Monday, November 12, 2012

My Diwali Celebration in India

Hi. I am Mike from France. I would to share some of my moments in India doing volunteering with Diwali Fun.

I have been very lucky that i have choose to volunteer at the diwali time. I am doing women empowerment project in Jaipur. I really excited in doing volunteering here in India. I would share you about my time and diwali celebration. Diwali is a five day festival that represents the start of the Hindu New Year. It honors the victory of good over evil, and brightness over darkness. It also marks the start of winter. Diwali is actually celebrated in honor of Lord Ram and his wife Sita returning to their kingdom of Ayodhya, following Rama and monkey God Hanuman defeat the demon King Ravana and rescue of Sita from his evil clutches (celebrated on Dushera).

People also clean and decorate their homes with Rangoli (Hindu folk art), buy new clothes, gamble, and give each other gifts and sweets during the festival.The Goddess Laxshmi is believed to have been created from the churning of the ocean on the main Diwali day, and that she'll visit every home during the Diwali period, bringing with her prosperity and good fortune.
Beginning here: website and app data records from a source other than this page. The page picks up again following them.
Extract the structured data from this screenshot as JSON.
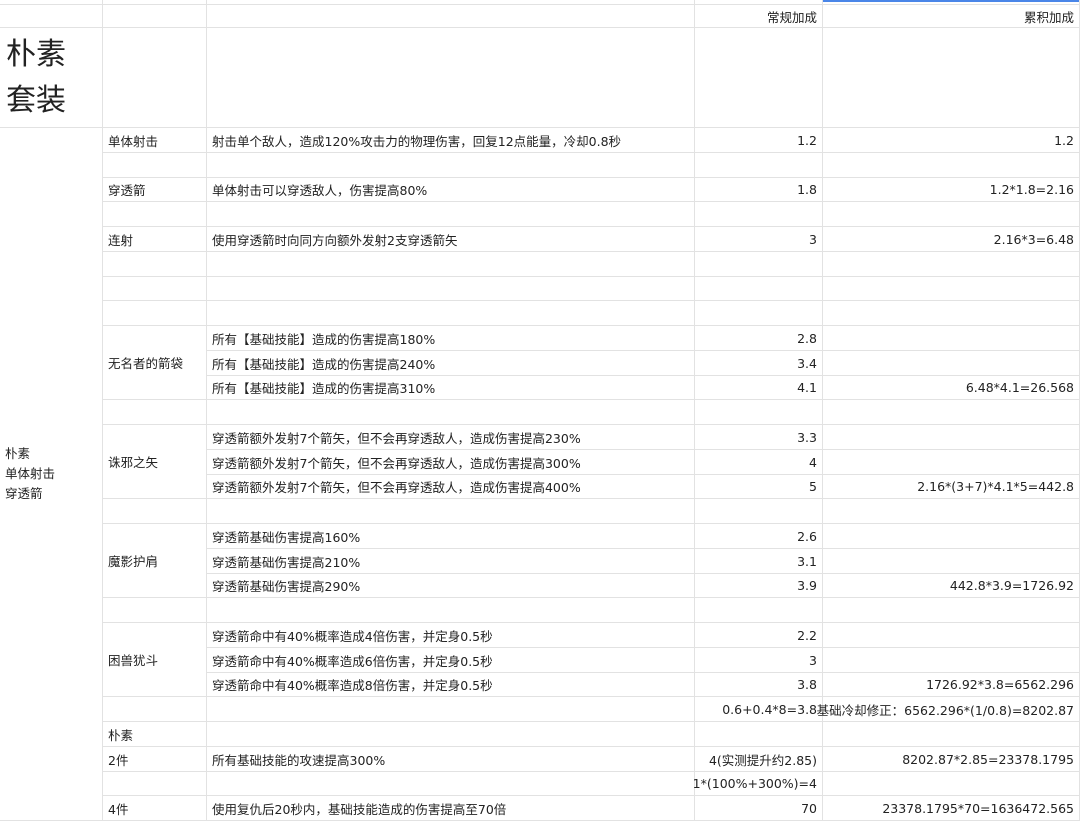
{
  "header": {
    "regular_label": "常规加成",
    "cumulative_label": "累积加成"
  },
  "title": "朴素\n套装",
  "side_label": "朴素\n单体射击\n穿透箭",
  "rows": [
    {
      "name": "单体射击",
      "desc": "射击单个敌人，造成120%攻击力的物理伤害，回复12点能量，冷却0.8秒",
      "regular": "1.2",
      "cumulative": "1.2"
    },
    {
      "name": "",
      "desc": "",
      "regular": "",
      "cumulative": ""
    },
    {
      "name": "穿透箭",
      "desc": "单体射击可以穿透敌人，伤害提高80%",
      "regular": "1.8",
      "cumulative": "1.2*1.8=2.16"
    },
    {
      "name": "",
      "desc": "",
      "regular": "",
      "cumulative": ""
    },
    {
      "name": "连射",
      "desc": "使用穿透箭时向同方向额外发射2支穿透箭矢",
      "regular": "3",
      "cumulative": "2.16*3=6.48"
    },
    {
      "name": "",
      "desc": "",
      "regular": "",
      "cumulative": ""
    },
    {
      "name": "",
      "desc": "",
      "regular": "",
      "cumulative": ""
    },
    {
      "name": "",
      "desc": "",
      "regular": "",
      "cumulative": ""
    },
    {
      "name": "无名者的箭袋",
      "desc": "所有【基础技能】造成的伤害提高180%",
      "regular": "2.8",
      "cumulative": ""
    },
    {
      "name": "",
      "desc": "所有【基础技能】造成的伤害提高240%",
      "regular": "3.4",
      "cumulative": ""
    },
    {
      "name": "",
      "desc": "所有【基础技能】造成的伤害提高310%",
      "regular": "4.1",
      "cumulative": "6.48*4.1=26.568"
    },
    {
      "name": "",
      "desc": "",
      "regular": "",
      "cumulative": ""
    },
    {
      "name": "诛邪之矢",
      "desc": "穿透箭额外发射7个箭矢，但不会再穿透敌人，造成伤害提高230%",
      "regular": "3.3",
      "cumulative": ""
    },
    {
      "name": "",
      "desc": "穿透箭额外发射7个箭矢，但不会再穿透敌人，造成伤害提高300%",
      "regular": "4",
      "cumulative": ""
    },
    {
      "name": "",
      "desc": "穿透箭额外发射7个箭矢，但不会再穿透敌人，造成伤害提高400%",
      "regular": "5",
      "cumulative": "2.16*(3+7)*4.1*5=442.8"
    },
    {
      "name": "",
      "desc": "",
      "regular": "",
      "cumulative": ""
    },
    {
      "name": "魔影护肩",
      "desc": "穿透箭基础伤害提高160%",
      "regular": "2.6",
      "cumulative": ""
    },
    {
      "name": "",
      "desc": "穿透箭基础伤害提高210%",
      "regular": "3.1",
      "cumulative": ""
    },
    {
      "name": "",
      "desc": "穿透箭基础伤害提高290%",
      "regular": "3.9",
      "cumulative": "442.8*3.9=1726.92"
    },
    {
      "name": "",
      "desc": "",
      "regular": "",
      "cumulative": ""
    },
    {
      "name": "困兽犹斗",
      "desc": "穿透箭命中有40%概率造成4倍伤害，并定身0.5秒",
      "regular": "2.2",
      "cumulative": ""
    },
    {
      "name": "",
      "desc": "穿透箭命中有40%概率造成6倍伤害，并定身0.5秒",
      "regular": "3",
      "cumulative": ""
    },
    {
      "name": "",
      "desc": "穿透箭命中有40%概率造成8倍伤害，并定身0.5秒",
      "regular": "3.8",
      "cumulative": "1726.92*3.8=6562.296"
    },
    {
      "name": "",
      "desc": "",
      "regular": "0.6+0.4*8=3.8",
      "cumulative": "基础冷却修正：6562.296*(1/0.8)=8202.87"
    },
    {
      "name": "朴素",
      "desc": "",
      "regular": "",
      "cumulative": ""
    },
    {
      "name": "2件",
      "desc": "所有基础技能的攻速提高300%",
      "regular": "4(实测提升约2.85)",
      "cumulative": "8202.87*2.85=23378.1795"
    },
    {
      "name": "",
      "desc": "",
      "regular": "1*(100%+300%)=4",
      "cumulative": ""
    },
    {
      "name": "4件",
      "desc": "使用复仇后20秒内，基础技能造成的伤害提高至70倍",
      "regular": "70",
      "cumulative": "23378.1795*70=1636472.565"
    }
  ]
}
It’s said that she visits the cleanest houses first, therefore people make sure their houses are spotless before lighting lamps to invite her in. Small statues of the Goddess are also worshiped in people’s homes.The candlelight makes Diwali a very warm and atmospheric festival, and it's observed with much joy and happiness. However, be prepared for lots of loud noise from the fireworks and firecrackers going off. The air also becomes filled with smoke from the firecrackers, which can add to breathing difficulties.
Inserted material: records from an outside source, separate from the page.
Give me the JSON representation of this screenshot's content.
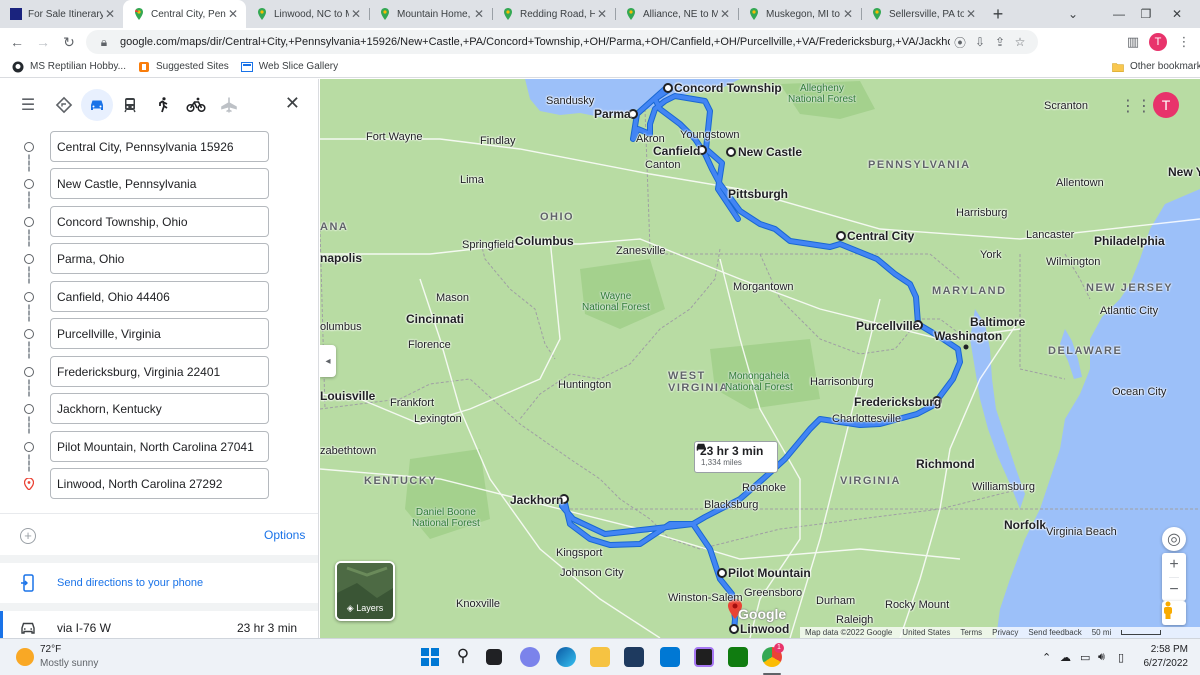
{
  "tabs": [
    {
      "label": "For Sale Itinerary",
      "favicon": "#1a237e"
    },
    {
      "label": "Central City, Penn",
      "favicon": "maps"
    },
    {
      "label": "Linwood, NC to M",
      "favicon": "maps"
    },
    {
      "label": "Mountain Home,",
      "favicon": "maps"
    },
    {
      "label": "Redding Road, He",
      "favicon": "maps"
    },
    {
      "label": "Alliance, NE to M",
      "favicon": "maps"
    },
    {
      "label": "Muskegon, MI to",
      "favicon": "maps"
    },
    {
      "label": "Sellersville, PA to",
      "favicon": "maps"
    }
  ],
  "address_bar": {
    "url": "google.com/maps/dir/Central+City,+Pennsylvania+15926/New+Castle,+PA/Concord+Township,+OH/Parma,+OH/Canfield,+OH/Purcellville,+VA/Fredericksburg,+VA/Jackhorn,+KY/Pilot..."
  },
  "profile": {
    "initial": "T"
  },
  "bookmarks": [
    {
      "label": "MS Reptilian Hobby..."
    },
    {
      "label": "Suggested Sites"
    },
    {
      "label": "Web Slice Gallery"
    }
  ],
  "other_bookmarks": "Other bookmarks",
  "directions": {
    "stops": [
      "Central City, Pennsylvania 15926",
      "New Castle, Pennsylvania",
      "Concord Township, Ohio",
      "Parma, Ohio",
      "Canfield, Ohio 44406",
      "Purcellville, Virginia",
      "Fredericksburg, Virginia 22401",
      "Jackhorn, Kentucky",
      "Pilot Mountain, North Carolina 27041",
      "Linwood, North Carolina 27292"
    ],
    "options_label": "Options",
    "send_label": "Send directions to your phone",
    "route_name": "via I-76 W",
    "route_time": "23 hr 3 min"
  },
  "map": {
    "route_time": "23 hr 3 min",
    "route_distance": "1,334 miles",
    "layers_label": "Layers",
    "google_logo": "Google",
    "footer": [
      "Map data ©2022 Google",
      "United States",
      "Terms",
      "Privacy",
      "Send feedback",
      "50 mi"
    ],
    "labels": {
      "sandusky": "Sandusky",
      "parma": "Parma",
      "concord": "Concord Township",
      "allegheny": "Allegheny\nNational Forest",
      "scranton": "Scranton",
      "fortwayne": "Fort Wayne",
      "findlay": "Findlay",
      "akron": "Akron",
      "youngstown": "Youngstown",
      "canfield": "Canfield",
      "newcastle": "New Castle",
      "canton": "Canton",
      "pennsylvania": "PENNSYLVANIA",
      "allentown": "Allentown",
      "newyork": "New Yo",
      "lima": "Lima",
      "pittsburgh": "Pittsburgh",
      "ohio": "OHIO",
      "harrisburg": "Harrisburg",
      "indiana": "ANA",
      "springfield": "Springfield",
      "columbus": "Columbus",
      "centralcity": "Central City",
      "lancaster": "Lancaster",
      "philadelphia": "Philadelphia",
      "napolis": "napolis",
      "zanesville": "Zanesville",
      "york": "York",
      "wilmington": "Wilmington",
      "morgantown": "Morgantown",
      "maryland": "MARYLAND",
      "newjersey": "NEW JERSEY",
      "mason": "Mason",
      "wayne": "Wayne\nNational Forest",
      "cincinnati": "Cincinnati",
      "purcellville": "Purcellville",
      "baltimore": "Baltimore",
      "atlanticcity": "Atlantic City",
      "olumbus": "olumbus",
      "florence": "Florence",
      "washington": "Washington",
      "delaware": "DELAWARE",
      "westvirginia": "WEST\nVIRGINIA",
      "monongahela": "Monongahela\nNational Forest",
      "huntington": "Huntington",
      "harrisonburg": "Harrisonburg",
      "louisville": "Louisville",
      "frankfort": "Frankfort",
      "fredericksburg": "Fredericksburg",
      "oceancity": "Ocean City",
      "lexington": "Lexington",
      "charlottesville": "Charlottesville",
      "zabethtown": "zabethtown",
      "richmond": "Richmond",
      "kentucky": "KENTUCKY",
      "virginia": "VIRGINIA",
      "roanoke": "Roanoke",
      "williamsburg": "Williamsburg",
      "danielboone": "Daniel Boone\nNational Forest",
      "jackhorn": "Jackhorn",
      "blacksburg": "Blacksburg",
      "norfolk": "Norfolk",
      "virginiabeach": "Virginia Beach",
      "kingsport": "Kingsport",
      "johnsoncity": "Johnson City",
      "pilotmountain": "Pilot Mountain",
      "knoxville": "Knoxville",
      "greensboro": "Greensboro",
      "winstonsalem": "Winston-Salem",
      "durham": "Durham",
      "rockymount": "Rocky Mount",
      "raleigh": "Raleigh",
      "linwood": "Linwood"
    }
  },
  "weather": {
    "temp": "72°F",
    "desc": "Mostly sunny"
  },
  "clock": {
    "time": "2:58 PM",
    "date": "6/27/2022"
  },
  "colors": {
    "route": "#4285f4",
    "route_edge": "#1967d2",
    "map_land": "#b8dca3",
    "water": "#9cc0f9",
    "panel_accent": "#1a73e8"
  }
}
About my volunteering work- I work everyday in one of VWI women empowerment center. WHere we teach basic english and mathematics to women which lives in rural and slum area in Jaipur. We do also work for generate income source for them. In this we teach them heena painting, stiching work and craft designing. By this the women can have job and also work home. As this is one of the main income sources for the women which lives in vilage. I really hapy to spend my time in indian host family. The host family is very lovely. I learn so many things here by living with them about their culture and tradtions.
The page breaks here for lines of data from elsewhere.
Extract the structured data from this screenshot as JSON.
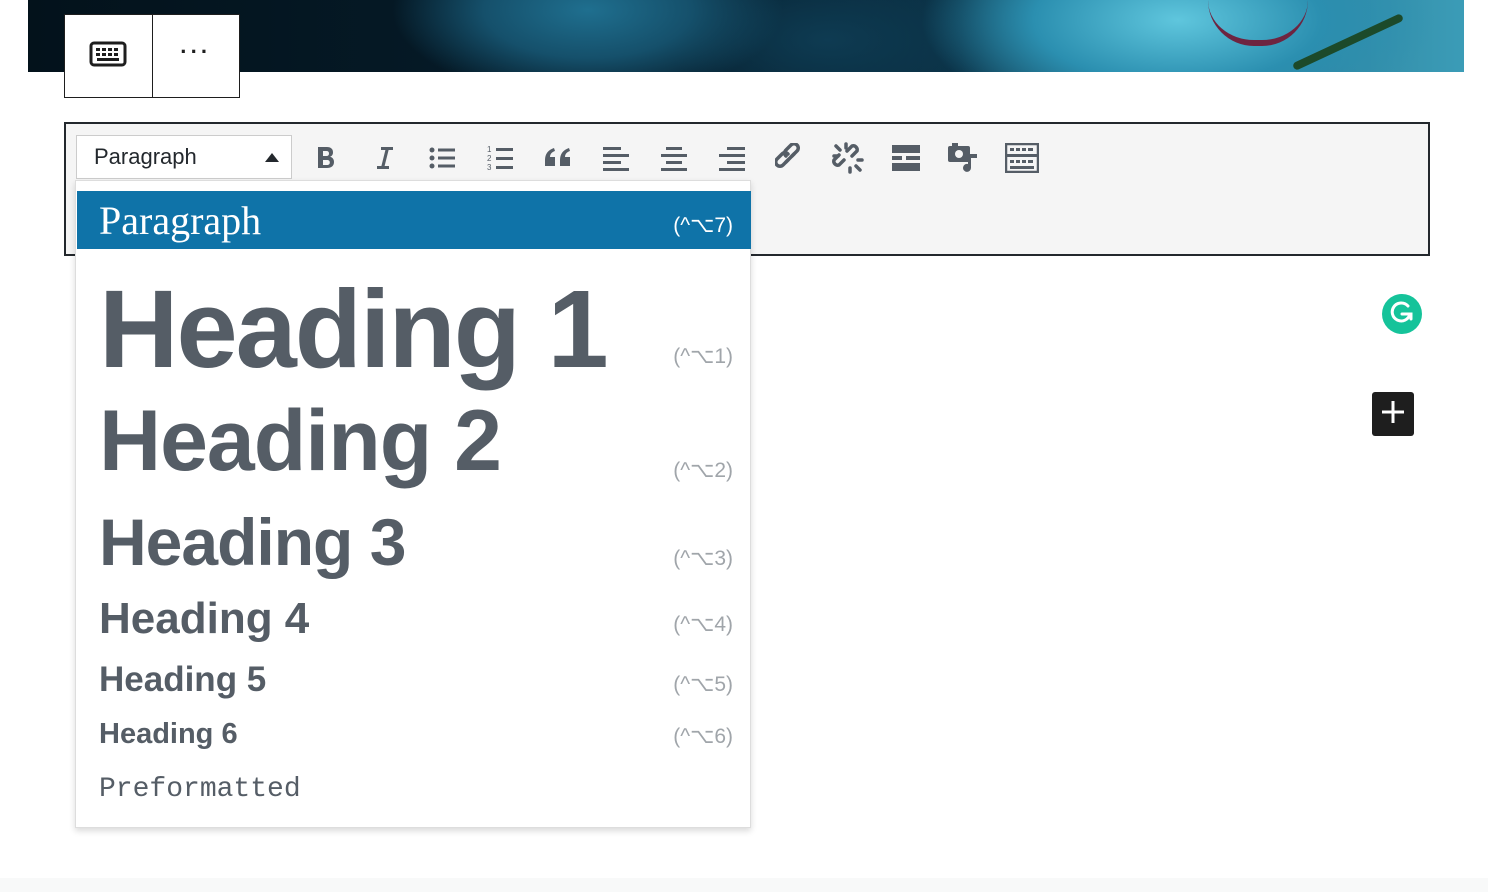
{
  "block_toolbar": {
    "keyboard_icon": "keyboard-icon",
    "more_label": "···"
  },
  "classic_toolbar": {
    "format_select": {
      "value": "Paragraph"
    },
    "tools": [
      "bold-icon",
      "italic-icon",
      "bulleted-list-icon",
      "numbered-list-icon",
      "blockquote-icon",
      "align-left-icon",
      "align-center-icon",
      "align-right-icon",
      "insert-link-icon",
      "remove-link-icon",
      "read-more-icon",
      "add-media-icon",
      "toolbar-toggle-icon"
    ]
  },
  "format_menu": {
    "options": [
      {
        "label": "Paragraph",
        "shortcut": "(^⌥7)",
        "selected": true
      },
      {
        "label": "Heading 1",
        "shortcut": "(^⌥1)"
      },
      {
        "label": "Heading 2",
        "shortcut": "(^⌥2)"
      },
      {
        "label": "Heading 3",
        "shortcut": "(^⌥3)"
      },
      {
        "label": "Heading 4",
        "shortcut": "(^⌥4)"
      },
      {
        "label": "Heading 5",
        "shortcut": "(^⌥5)"
      },
      {
        "label": "Heading 6",
        "shortcut": "(^⌥6)"
      },
      {
        "label": "Preformatted",
        "shortcut": ""
      }
    ]
  },
  "side_controls": {
    "grammarly_icon": "grammarly-icon",
    "add_block_icon": "plus-icon"
  },
  "colors": {
    "selected_bg": "#0f73a8",
    "grammarly": "#15c39a",
    "toolbar_bg": "#f5f5f5"
  }
}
Wish to come back soon!
Thank you VWI for making my placement to volunteer in india. 

Sunday, July 1, 2012

How To Travel In India - Part 1

Ah India, what an incredibly diverse land you are. Confronting, outstanding, frustrating and exotic, travel here may not always be the most straight forward of tasks but persevere with this most enchanting of countries and you will have adventures that will remain with you for a long time to come. Over the next couple of weeks, I’d like to share my experiences of exploring this magnificent part of Asia; I may not yet have covered even a quarter of this vast place, but what I lack in geography, I more than make up for in enthusiasm!
It’s important to remember that India is not just a country, it’s a sub-continent, with climates and terrain about as varied as any country can get. Mention India to anyone and it’s likely they’ll conjure up images of camels, deserts and temples; sure there’s no shortage of these iconic symbols but India really is so much more than that. There are beautiful beaches in Goa, lush jungles in Assam and don’t forget about the colder climates – after all a significant part of the Himalayas are in India! So from snow to sunshine, mountains to monsoons, India really does have it all.
This array of environments means it’s very important to time your trip to India depending on what you want. It’s all very well wanting to chill out on a Keralan beach paradise for 2 weeks but go in June and you may well be reaching more for your umbrella than for your bikini. Likewise the mountain ranges of Himachal Pradesh offer some excellent trekking opportunities but in December and January some routes may be closed due to snowfall. India generally has 3 main seasons; hot (April to June), wet (June to September) and cool (October to March). However these seasons can vary depending on the area of the country and proximity to the equator. It’s also important to remember cool in India can still mean temperatures of over 20 degrees!
VWI’s projects are all in the Rajasthani city of Jaipur, where the weather generally follows the pattern mentioned above. So depending on how well you can handle the heat, chose the time of year you travel carefully! Sun cream, a hat and conservative clothing are advisable all year round as even in the winter the Indian sun can be very strong but a waterproof jacket is an absolute necessity during the monsoon period. Likewise the mornings and evenings can be rather chilly in December and January so warm clothing is certainly required. The below link is a good guide to Jaipur climates;
However, like anywhere in the world, the weather doesn’t always stick to the rules so the most important tool to pack is a flexible attitude! Do get in touch if you want any more information about any of VWI’s projects and we’ll always be happy to help. Until next time.....
Jenn x